Plot: When Jake discovers clues to a mystery that spans alternate realities and times, he uncovers a secret refuge known as Miss Peregrine’s Home for Peculiar Children. As he learns about the residents and their unusual abilities, Jake realizes that safety is an illusion, and danger lurks in the form of powerful, hidden enemies. Jake must figure out who is real, who can be trusted, and who he really is.
Review: Tim Burton has been quite hit or miss over the years; the last films of his I truly enjoyed were Sleepy Hollow and Big Fish. He is at his best when he is working with composer Danny Elfman as they seem to understand each other perfectly. That’s the first mistake of Miss Peregrine’s Home for Peculiar Children was not bringing in Elfman to do the music score; it’s not that the music is bad it’s just very bland and forgettable without any tune.
You know immediately that you’re watching a Tim Burton film as his visuals are always strikingly bizarre yet fantastic.

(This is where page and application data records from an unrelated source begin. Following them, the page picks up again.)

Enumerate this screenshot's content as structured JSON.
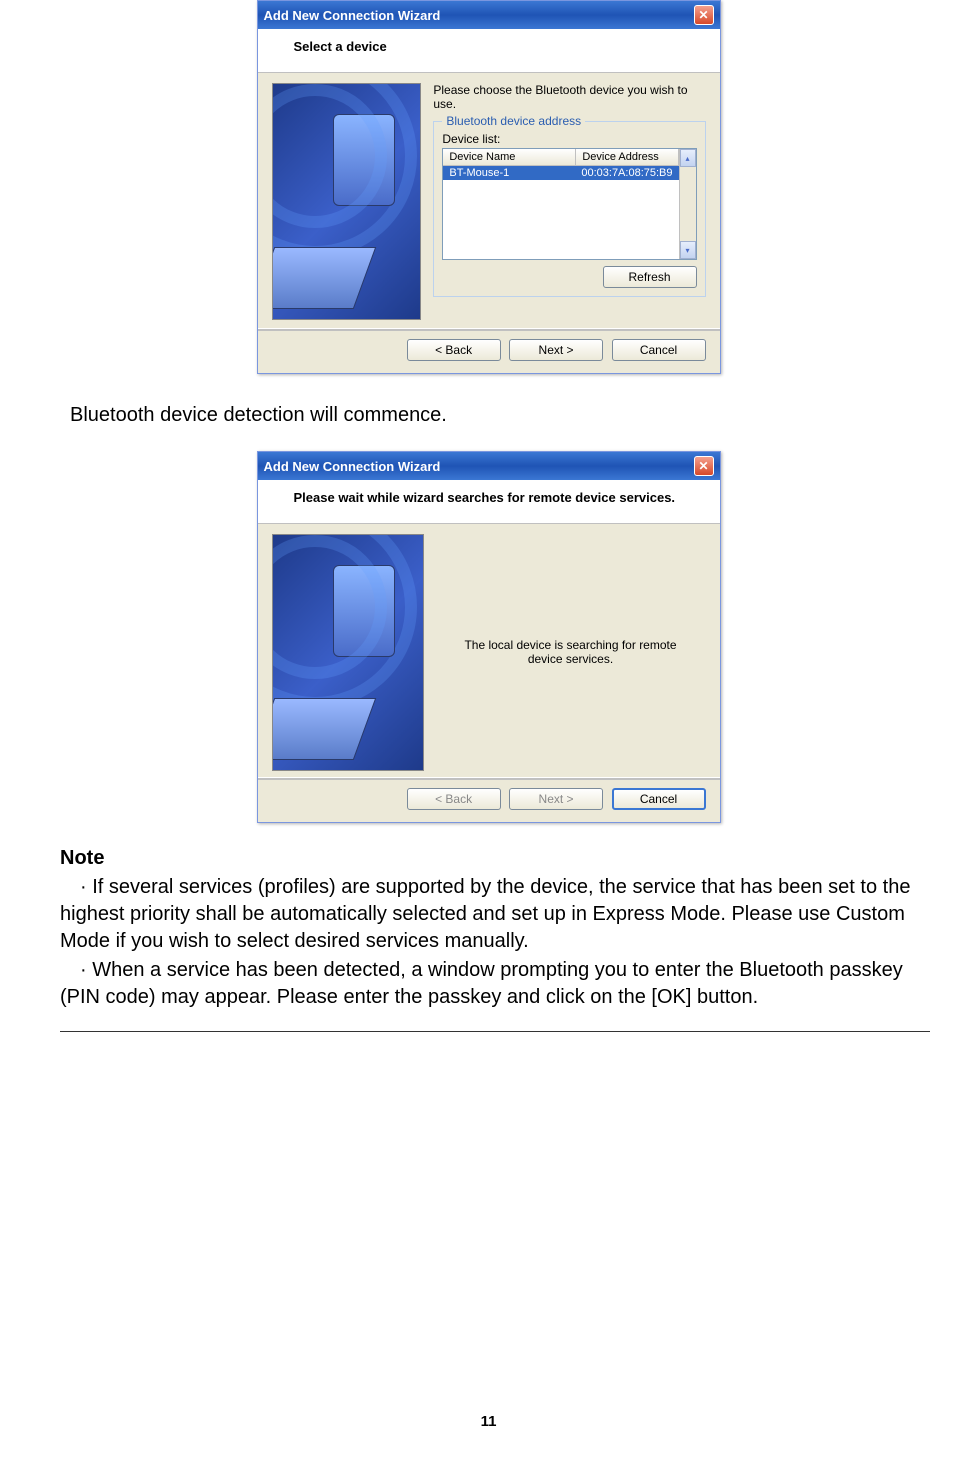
{
  "dialog1": {
    "title": "Add New Connection Wizard",
    "header": "Select a device",
    "instruction": "Please choose the Bluetooth device you wish to use.",
    "fieldset_legend": "Bluetooth device address",
    "device_list_label": "Device list:",
    "columns": {
      "name": "Device Name",
      "address": "Device Address"
    },
    "row": {
      "name": "BT-Mouse-1",
      "address": "00:03:7A:08:75:B9"
    },
    "refresh": "Refresh",
    "back": "< Back",
    "next": "Next >",
    "cancel": "Cancel"
  },
  "between_text": "Bluetooth device detection will commence.",
  "dialog2": {
    "title": "Add New Connection Wizard",
    "header": "Please wait while wizard searches for remote device services.",
    "message": "The local device is searching for remote device services.",
    "back": "< Back",
    "next": "Next >",
    "cancel": "Cancel"
  },
  "note": {
    "title": "Note",
    "p1": "If several services (profiles) are supported by the device, the service that has been set to the highest priority shall be automatically selected and set up in Express Mode. Please use Custom Mode if you wish to select desired services manually.",
    "p2": "When a service has been detected, a window prompting you to enter the Bluetooth passkey (PIN code) may appear. Please enter the passkey and click on the [OK] button."
  },
  "page_number": "11",
  "bullet_dot": "·"
}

There is no doubting that the movie is incredibly imaginative with some memorable moments but for some reason the story just didn’t engage me and by the end of the movie I had pretty much zoned out. At 2 hours and 6 minutes it felt that long and could have had a few minutes chopped here and there just to flow a bit better.
Asa Butterfield was fine as the lead Jake, but you never really felt like you cared about him; sure, he misses his Grandfather and is an outcast in his world but aside from that you don’t know much about him nor do you ever really take any interest in him.
I love Eva Green and she was very entertaining as Miss Peregrine and the fact that she smoked a pipe just felt very Tim Burton; it’s a shame she never really gets to do anything and has no real story to tell either. She’s there just to protect the children from the real world but can’t prevent the real world from coming to find them.
The “peculiar” children are very Burten-esque and weird and as it’s adapted from a Young Adult novel you can definitely see where why it appealed to him as it’s suitably weird. Note, I said this is from a Young Adult novel and not a kid’s book as this is certainly not a movie for young children; it’s quite a dark and somber tale with some unsettling moments, especially scenes with monsters eating human eyes which is fucked up no matter what age you are.
The movie does get more interesting when Samuel L. Jackson eventually turns up and he looks creepier than I’ve ever seen him with his glowing white eyes and bizarre hair. He’s the big bad of the piece called Barron who is arguably the best element of the film.
Overall, Miss Peregrine’s Home for Peculiar Children was quite disappointing and not a movie I would sit through again; it has some imaginative moments and Samuel L. Jackson is worth the price of entry alone but I’d say this is for Burton enthusiasts only.